Feeds

Malware endemic even on protected PCs

More pox than a back-street Bangkok brothel

3 Big data security analytics techniques

Many users remain infected with computer malware – despite the fact that the vast majority are running machines protected by anti-virus software.

A study by European Union statistics agency EUROSTAT found that one third of PC users (31 per cent) had the pox even though the vast majority (84 per cent) were running security software (anti-virus, anti-spam, firewall) on their PCs. Of the survey's respondents, 3 per cent reported financial loss as a result of farming or phishing attacks, while a further 4 per cent reported privacy violations involving data sent online.

Bulgaria (58 per cent) and Malta (50 per cent) top the list of most infected users. By comparison, Finland (20 per cent), Ireland (15 per cent) and Austria (14 per cent) did relatively well.

Trojans (59.2 per cent) were the most common types of infected found on compromised PCs, followed by viruses (11.7 per cent).

A separate study by antivirus firm Panda, also published this week, tells a similar story. Half (50 per cent) of the computers scanned by Panda in January harboured malware. As with the EU study, Trojans were the single greatest problem – accounting for 59.2 per cent of problems). Machines in Thailand, China, Taiwan, Russia and Turkey were the most commonly affected. Panda's figures come from users of its Active Scan tool.

Panda published the study in order to illustrate its long-standing argument that the use of cloud-based architectures is needed in order to stand any chance of keeping the growing volume of malware producers by cybercrooks and mischief-makers in check. ®

3 Big data security analytics techniques

More from The Register
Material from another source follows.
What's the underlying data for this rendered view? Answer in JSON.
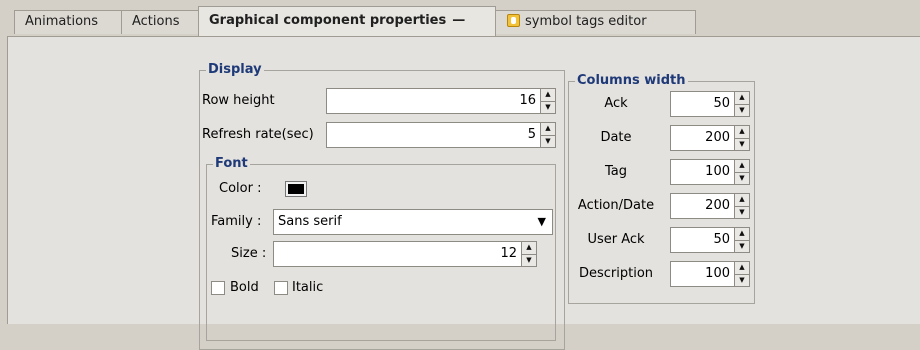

next story
Obama allows NSA to exploit 0-days: report
If the spooks say they need it, they get it
Samsung Galaxy S5 fingerprint scanner hacked in just 4 DAYS
Sammy's newbie cooked slower than iPhone, also costs more to build
Putin tells Snowden: Russia conducts no US-style mass surveillance
Gov't is too broke for that, Russian prez says
Snowden-inspired crypto-email service Lavaboom launches
German service pays tribute to Lavabit
Mounties always get their man: Heartbleed 'hacker', 19, CUFFED
Canadian teen accused of raiding tax computers using OpenSSL bug
One year on: diplomatic fail as Chinese APT gangs get back to work
Mandiant says past 12 months shows Beijing won't call off its hackers
Heartbleed exploit, inoculation, both released
File under 'this is going to hurt you more than it hurts me'
Reddit users discover iOS malware threat
'Unflod Baby Panda' looks to snatch Apple IDs
prev story

Whitepapers

Securing web applications made simple and scalable
In this whitepaper learn how automated security testing can provide a simple and scalable way to protect your web applications.
3 Big data security analytics techniques
Applying these Big Data security analytics techniques can help you make your business safer by detecting attacks early, before significant damage is done.
The benefits of software based PBX
Why you should break free from your proprietary PBX and how to leverage your existing server hardware.
Top three mobile application threats
Learn about three of the top mobile application security threats facing businesses today and recommendations on how to mitigate the risk.
Combat fraud and increase customer satisfaction
Based on their experience using HP ArcSight Enterprise Security Manager for IT security operations, Finansbank moved to HP ArcSight ESM for fraud management.